I have never intended to be a complaint box. But when you write about relationships, you’re an automatic customer-service department for people who have grievances about their partners, past and present.

In my experience, the most common gripe is about people who are stuck in their ways.

It makes sense. In an age when men and women are dating longer and marrying later, there are herds of singles roaming around in their comfort zones believing they’re unable to change.

Change can be hard. For those with well-structured lives, missing that 3 p.m. cup of coffee can be legitimately compared to losing an organ.

Still, even the most independent folks with the most rock-solid routines can fall in love. When they do, the sparks that fly are caused not only from romance but from having to have their status quo derailed.

I had a recent experience with just this sort of derailing, and, boy, did the sparks fly.

It has been a while since I embarked on a long journey in which I wasn’t the lone traveler. But earlier this month, my girl and I hopped a flight to celebrate my dad’s birthday in Nashville, Tenn.

In my solo-traveling days, I’d happily arrive at the airport about 45 minutes before the flight, stand in line, get my boarding pass and dash toward the gate with only airport security in the way of me and an aisle seat. Pam suggested an hour and 15 minutes might be safer.

Though I know that 45 minutes is cutting it pretty close, I like living on the edge when it comes to airports.

That was my first mistake.

My second mistake was using an airline that is teetering so close to the edge of bankruptcy that its employees have no reason to be accommodating.

So as Pam and I approached the ticket counter and unloaded the 13 forms of ID necessary to advance, we were told that, though the flight did not leave for 15 minutes, we would not be allowed to board because we were too late.

I can assure you that the glare I received would have boiled water from 30 yards. My old travel routine had unraveled in my face because when a guy is responsible for more than himself, missing a flight is a big deal.

In my calmest voice, I tried to soothe my bristling partner by promising that all would be fine, and we’d get to our destination, just not on time.

Sensing my distress, the ticket woman, who had deprived us of the chance to sprint madly through the airport, offered a remedy. Her solution, coupled with my refusal to change my routine and arrive earlier, turned a five-hour flight (with layover) into a 12-hour ordeal.
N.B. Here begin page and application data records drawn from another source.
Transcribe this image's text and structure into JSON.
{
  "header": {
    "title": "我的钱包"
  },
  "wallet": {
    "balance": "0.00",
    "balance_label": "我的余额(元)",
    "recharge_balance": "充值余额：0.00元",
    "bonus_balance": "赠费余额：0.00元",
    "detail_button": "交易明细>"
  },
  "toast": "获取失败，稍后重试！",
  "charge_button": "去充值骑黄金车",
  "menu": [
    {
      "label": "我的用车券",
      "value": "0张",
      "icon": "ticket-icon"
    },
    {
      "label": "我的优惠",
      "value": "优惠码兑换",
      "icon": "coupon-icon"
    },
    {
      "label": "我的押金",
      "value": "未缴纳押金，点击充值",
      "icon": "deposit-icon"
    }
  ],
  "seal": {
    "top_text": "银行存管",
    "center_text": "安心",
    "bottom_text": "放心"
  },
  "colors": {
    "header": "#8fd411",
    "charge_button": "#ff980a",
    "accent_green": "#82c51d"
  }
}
We ended up being trapped in Chicago, and it cost me $240 to extricate us from that snowed-in city.

Money and the hassle aside, the most annoying part about the trip is that I may never hear the end of it.

Admittedly, that’s one of the tougher ways a person can learn to shake free from his traditions and be more accepting of other people’s ideas, but it’s not a lesson I’ll ever forget.

I won’t be allowed.

In the end, she and I made it home in time for dinner and cake. We even managed not to strangle each other – although I did have to promise to let her plan the next trip.

Eric Edwards may be reached via e-mail at eedwardsorlando-sentinel.com.

Only subscribers are eligible to post comments. Please subscribe or to participate in the conversation. Here’s why.

Use the form below to reset your password. When you've submitted your account email, we will send an email with a reset code.